▸ Task to complete
What you return must match the listing below line for line, minus its pictures.

▸ Extracted material
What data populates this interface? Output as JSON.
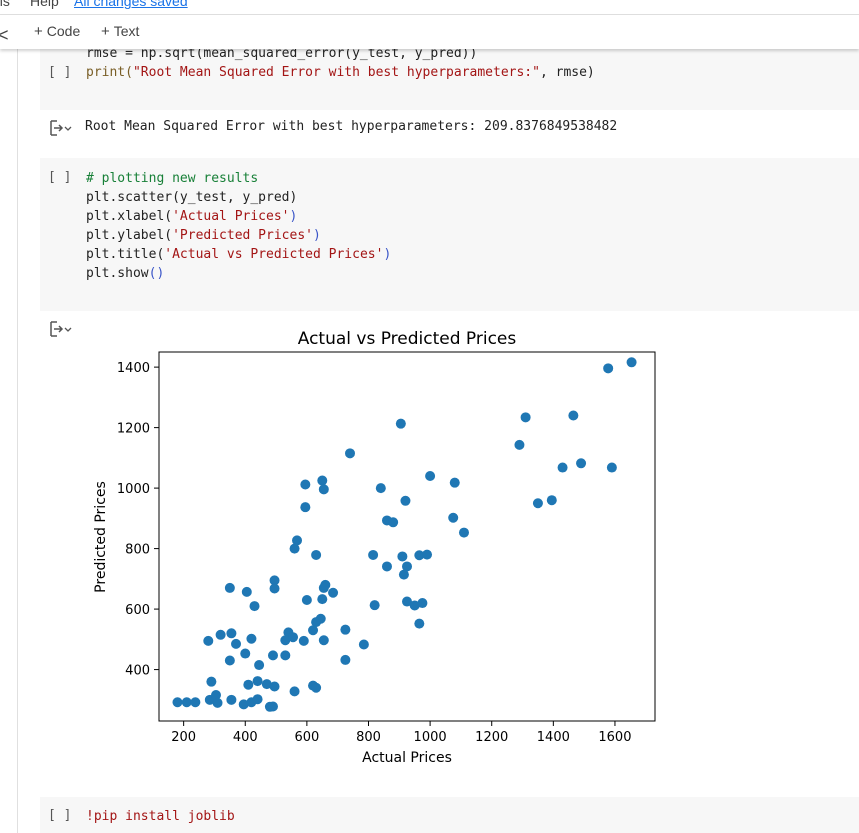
{
  "menu": {
    "items": [
      "ols",
      "Help"
    ],
    "saved_status": "All changes saved"
  },
  "toolbar": {
    "back_glyph": "<",
    "add_code": "Code",
    "add_text": "Text",
    "plus_glyph": "+"
  },
  "cells": {
    "rmse_cell": {
      "bracket": "[ ]",
      "line1": "rmse = np.sqrt(mean_squared_error(y_test, y_pred))",
      "line2_fn": "print(",
      "line2_str": "\"Root Mean Squared Error with best hyperparameters:\"",
      "line2_rest": ", rmse)"
    },
    "rmse_output": "Root Mean Squared Error with best hyperparameters: 209.8376849538482",
    "plot_cell": {
      "bracket": "[ ]",
      "comment": "# plotting new results",
      "l1_a": "plt.scatter(y_test, y_pred)",
      "l2_a": "plt.xlabel(",
      "l2_s": "'Actual Prices'",
      "l2_b": ")",
      "l3_a": "plt.ylabel(",
      "l3_s": "'Predicted Prices'",
      "l3_b": ")",
      "l4_a": "plt.title(",
      "l4_s": "'Actual vs Predicted Prices'",
      "l4_b": ")",
      "l5_a": "plt.show",
      "l5_b": "()"
    },
    "pip_cell": {
      "bracket": "[ ]",
      "code": "!pip install joblib"
    }
  },
  "colors": {
    "point": "#1f77b4",
    "cell_bg": "#f7f7f7",
    "link": "#1a73e8"
  },
  "icons": [
    "chevron-left-icon",
    "output-toggle-icon"
  ],
  "chart_data": {
    "type": "scatter",
    "title": "Actual vs Predicted Prices",
    "xlabel": "Actual Prices",
    "ylabel": "Predicted Prices",
    "xlim": [
      120,
      1730
    ],
    "ylim": [
      230,
      1450
    ],
    "xticks": [
      200,
      400,
      600,
      800,
      1000,
      1200,
      1400,
      1600
    ],
    "yticks": [
      400,
      600,
      800,
      1000,
      1200,
      1400
    ],
    "grid": false,
    "points": [
      [
        1654,
        1416
      ],
      [
        1578,
        1396
      ],
      [
        1310,
        1234
      ],
      [
        1465,
        1240
      ],
      [
        1290,
        1143
      ],
      [
        1430,
        1068
      ],
      [
        1490,
        1082
      ],
      [
        1590,
        1068
      ],
      [
        1395,
        960
      ],
      [
        1350,
        950
      ],
      [
        905,
        1213
      ],
      [
        740,
        1115
      ],
      [
        1000,
        1040
      ],
      [
        1080,
        1018
      ],
      [
        595,
        1012
      ],
      [
        650,
        1025
      ],
      [
        655,
        996
      ],
      [
        840,
        1000
      ],
      [
        595,
        937
      ],
      [
        920,
        958
      ],
      [
        1075,
        902
      ],
      [
        1110,
        853
      ],
      [
        860,
        893
      ],
      [
        880,
        887
      ],
      [
        568,
        827
      ],
      [
        560,
        800
      ],
      [
        630,
        779
      ],
      [
        815,
        779
      ],
      [
        910,
        774
      ],
      [
        965,
        778
      ],
      [
        990,
        780
      ],
      [
        860,
        741
      ],
      [
        925,
        741
      ],
      [
        915,
        714
      ],
      [
        350,
        670
      ],
      [
        405,
        657
      ],
      [
        495,
        695
      ],
      [
        495,
        668
      ],
      [
        660,
        680
      ],
      [
        655,
        670
      ],
      [
        685,
        654
      ],
      [
        650,
        633
      ],
      [
        430,
        610
      ],
      [
        600,
        630
      ],
      [
        820,
        613
      ],
      [
        925,
        625
      ],
      [
        950,
        612
      ],
      [
        975,
        620
      ],
      [
        965,
        552
      ],
      [
        355,
        520
      ],
      [
        320,
        515
      ],
      [
        540,
        523
      ],
      [
        280,
        495
      ],
      [
        370,
        485
      ],
      [
        420,
        502
      ],
      [
        530,
        497
      ],
      [
        555,
        507
      ],
      [
        590,
        495
      ],
      [
        655,
        497
      ],
      [
        630,
        557
      ],
      [
        645,
        568
      ],
      [
        620,
        530
      ],
      [
        725,
        532
      ],
      [
        350,
        430
      ],
      [
        400,
        453
      ],
      [
        445,
        415
      ],
      [
        490,
        447
      ],
      [
        530,
        447
      ],
      [
        725,
        432
      ],
      [
        785,
        483
      ],
      [
        290,
        360
      ],
      [
        410,
        350
      ],
      [
        440,
        362
      ],
      [
        470,
        352
      ],
      [
        495,
        344
      ],
      [
        560,
        328
      ],
      [
        620,
        347
      ],
      [
        630,
        340
      ],
      [
        180,
        292
      ],
      [
        210,
        292
      ],
      [
        238,
        292
      ],
      [
        285,
        300
      ],
      [
        305,
        316
      ],
      [
        310,
        290
      ],
      [
        355,
        300
      ],
      [
        395,
        285
      ],
      [
        420,
        292
      ],
      [
        440,
        302
      ],
      [
        480,
        277
      ],
      [
        490,
        278
      ]
    ]
  }
}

▸ Expected output
What data populates this interface? Output as JSON.
{
  "menu": {
    "items": [
      "ols",
      "Help"
    ],
    "saved_status": "All changes saved"
  },
  "toolbar": {
    "back_glyph": "<",
    "add_code": "Code",
    "add_text": "Text",
    "plus_glyph": "+"
  },
  "cells": {
    "rmse_cell": {
      "bracket": "[ ]",
      "line1": "rmse = np.sqrt(mean_squared_error(y_test, y_pred))",
      "line2_fn": "print(",
      "line2_str": "\"Root Mean Squared Error with best hyperparameters:\"",
      "line2_rest": ", rmse)"
    },
    "rmse_output": "Root Mean Squared Error with best hyperparameters: 209.8376849538482",
    "plot_cell": {
      "bracket": "[ ]",
      "comment": "# plotting new results",
      "l1_a": "plt.scatter(y_test, y_pred)",
      "l2_a": "plt.xlabel(",
      "l2_s": "'Actual Prices'",
      "l2_b": ")",
      "l3_a": "plt.ylabel(",
      "l3_s": "'Predicted Prices'",
      "l3_b": ")",
      "l4_a": "plt.title(",
      "l4_s": "'Actual vs Predicted Prices'",
      "l4_b": ")",
      "l5_a": "plt.show",
      "l5_b": "()"
    },
    "pip_cell": {
      "bracket": "[ ]",
      "code": "!pip install joblib"
    }
  },
  "colors": {
    "point": "#1f77b4",
    "cell_bg": "#f7f7f7",
    "link": "#1a73e8"
  },
  "icons": [
    "chevron-left-icon",
    "output-toggle-icon"
  ],
  "chart_data": {
    "type": "scatter",
    "title": "Actual vs Predicted Prices",
    "xlabel": "Actual Prices",
    "ylabel": "Predicted Prices",
    "xlim": [
      120,
      1730
    ],
    "ylim": [
      230,
      1450
    ],
    "xticks": [
      200,
      400,
      600,
      800,
      1000,
      1200,
      1400,
      1600
    ],
    "yticks": [
      400,
      600,
      800,
      1000,
      1200,
      1400
    ],
    "grid": false,
    "points": [
      [
        1654,
        1416
      ],
      [
        1578,
        1396
      ],
      [
        1310,
        1234
      ],
      [
        1465,
        1240
      ],
      [
        1290,
        1143
      ],
      [
        1430,
        1068
      ],
      [
        1490,
        1082
      ],
      [
        1590,
        1068
      ],
      [
        1395,
        960
      ],
      [
        1350,
        950
      ],
      [
        905,
        1213
      ],
      [
        740,
        1115
      ],
      [
        1000,
        1040
      ],
      [
        1080,
        1018
      ],
      [
        595,
        1012
      ],
      [
        650,
        1025
      ],
      [
        655,
        996
      ],
      [
        840,
        1000
      ],
      [
        595,
        937
      ],
      [
        920,
        958
      ],
      [
        1075,
        902
      ],
      [
        1110,
        853
      ],
      [
        860,
        893
      ],
      [
        880,
        887
      ],
      [
        568,
        827
      ],
      [
        560,
        800
      ],
      [
        630,
        779
      ],
      [
        815,
        779
      ],
      [
        910,
        774
      ],
      [
        965,
        778
      ],
      [
        990,
        780
      ],
      [
        860,
        741
      ],
      [
        925,
        741
      ],
      [
        915,
        714
      ],
      [
        350,
        670
      ],
      [
        405,
        657
      ],
      [
        495,
        695
      ],
      [
        495,
        668
      ],
      [
        660,
        680
      ],
      [
        655,
        670
      ],
      [
        685,
        654
      ],
      [
        650,
        633
      ],
      [
        430,
        610
      ],
      [
        600,
        630
      ],
      [
        820,
        613
      ],
      [
        925,
        625
      ],
      [
        950,
        612
      ],
      [
        975,
        620
      ],
      [
        965,
        552
      ],
      [
        355,
        520
      ],
      [
        320,
        515
      ],
      [
        540,
        523
      ],
      [
        280,
        495
      ],
      [
        370,
        485
      ],
      [
        420,
        502
      ],
      [
        530,
        497
      ],
      [
        555,
        507
      ],
      [
        590,
        495
      ],
      [
        655,
        497
      ],
      [
        630,
        557
      ],
      [
        645,
        568
      ],
      [
        620,
        530
      ],
      [
        725,
        532
      ],
      [
        350,
        430
      ],
      [
        400,
        453
      ],
      [
        445,
        415
      ],
      [
        490,
        447
      ],
      [
        530,
        447
      ],
      [
        725,
        432
      ],
      [
        785,
        483
      ],
      [
        290,
        360
      ],
      [
        410,
        350
      ],
      [
        440,
        362
      ],
      [
        470,
        352
      ],
      [
        495,
        344
      ],
      [
        560,
        328
      ],
      [
        620,
        347
      ],
      [
        630,
        340
      ],
      [
        180,
        292
      ],
      [
        210,
        292
      ],
      [
        238,
        292
      ],
      [
        285,
        300
      ],
      [
        305,
        316
      ],
      [
        310,
        290
      ],
      [
        355,
        300
      ],
      [
        395,
        285
      ],
      [
        420,
        292
      ],
      [
        440,
        302
      ],
      [
        480,
        277
      ],
      [
        490,
        278
      ]
    ]
  }
}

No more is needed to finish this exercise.